Please copy every line from the following entries in which the word "numbers" appears.

▸ **Excerpts from an interface dataset**:
########################################

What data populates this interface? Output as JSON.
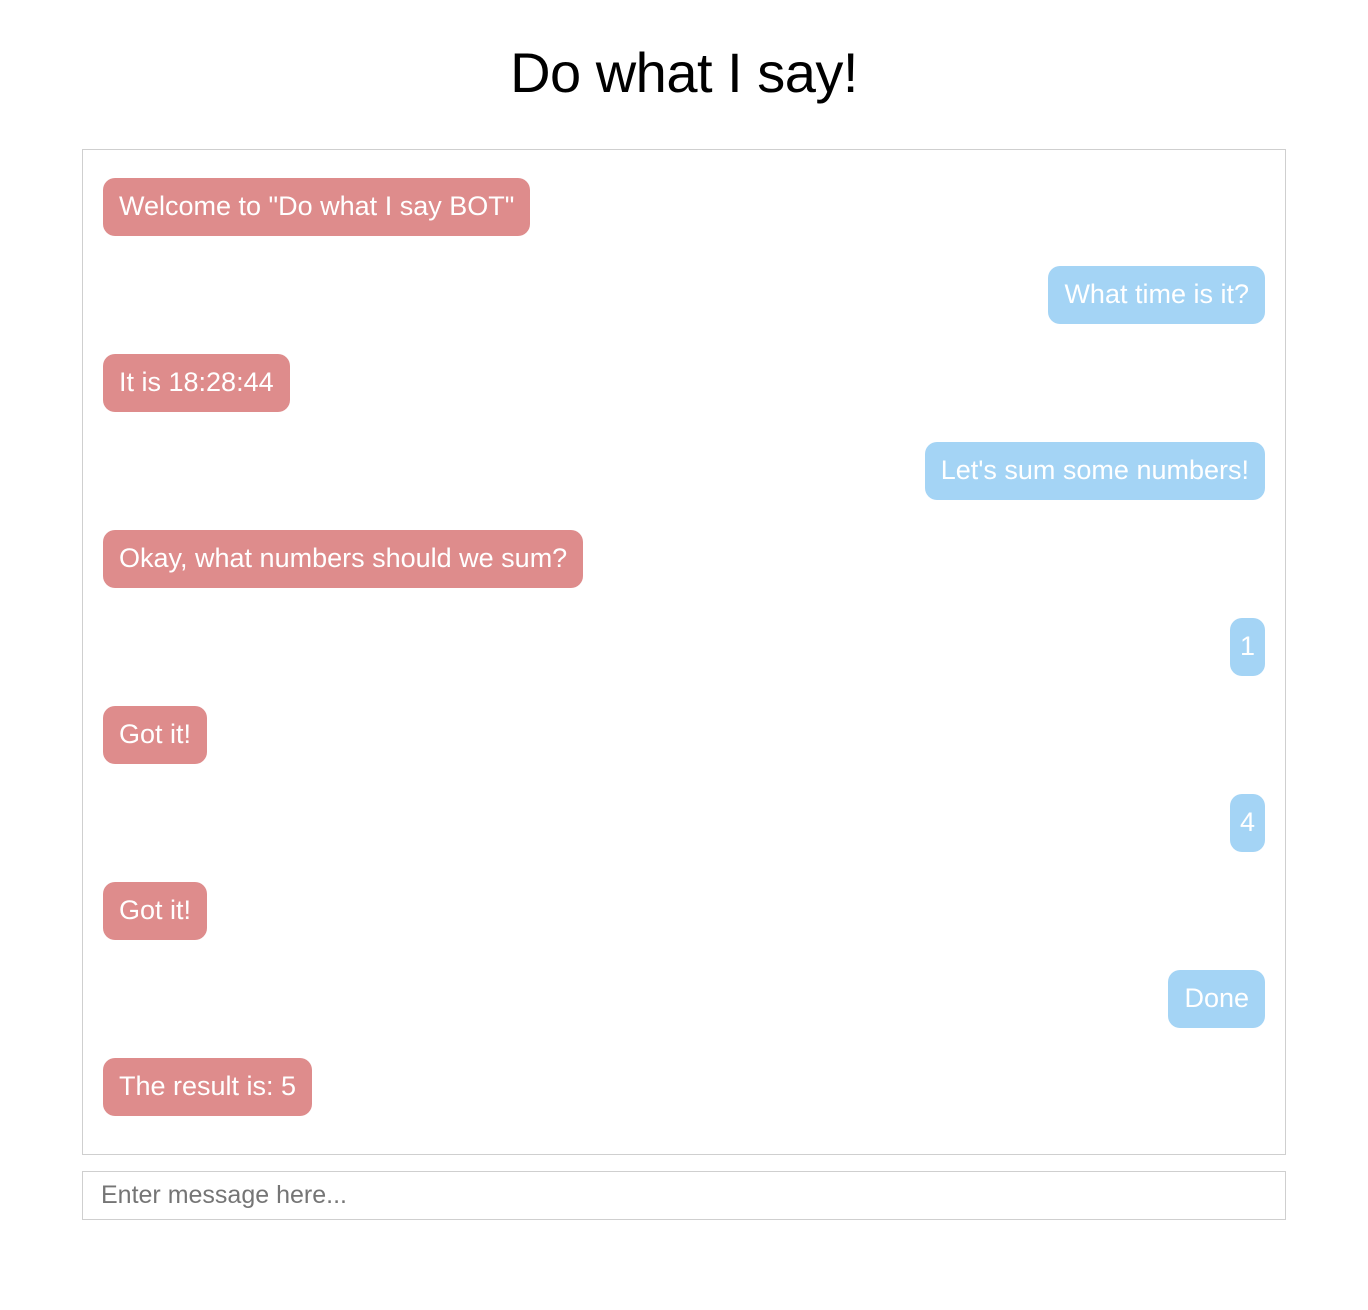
{
  "page": {
    "title": "Do what I say!"
  },
  "colors": {
    "bot_bubble": "#de8c8c",
    "user_bubble": "#a4d4f5",
    "bubble_text": "#ffffff",
    "border": "#cfcfcf",
    "placeholder_text": "#757575",
    "background": "#ffffff"
  },
  "chat": {
    "messages": [
      {
        "sender": "bot",
        "text": "Welcome to \"Do what I say BOT\""
      },
      {
        "sender": "user",
        "text": "What time is it?"
      },
      {
        "sender": "bot",
        "text": "It is 18:28:44"
      },
      {
        "sender": "user",
        "text": "Let's sum some numbers!"
      },
      {
        "sender": "bot",
        "text": "Okay, what numbers should we sum?"
      },
      {
        "sender": "user",
        "text": "1"
      },
      {
        "sender": "bot",
        "text": "Got it!"
      },
      {
        "sender": "user",
        "text": "4"
      },
      {
        "sender": "bot",
        "text": "Got it!"
      },
      {
        "sender": "user",
        "text": "Done"
      },
      {
        "sender": "bot",
        "text": "The result is: 5"
      }
    ]
  },
  "composer": {
    "placeholder": "Enter message here...",
    "value": ""
  }
}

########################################

▸ **Worked solution**:
        "text": "Let's sum some numbers!"
        "text": "Okay, what numbers should we sum?"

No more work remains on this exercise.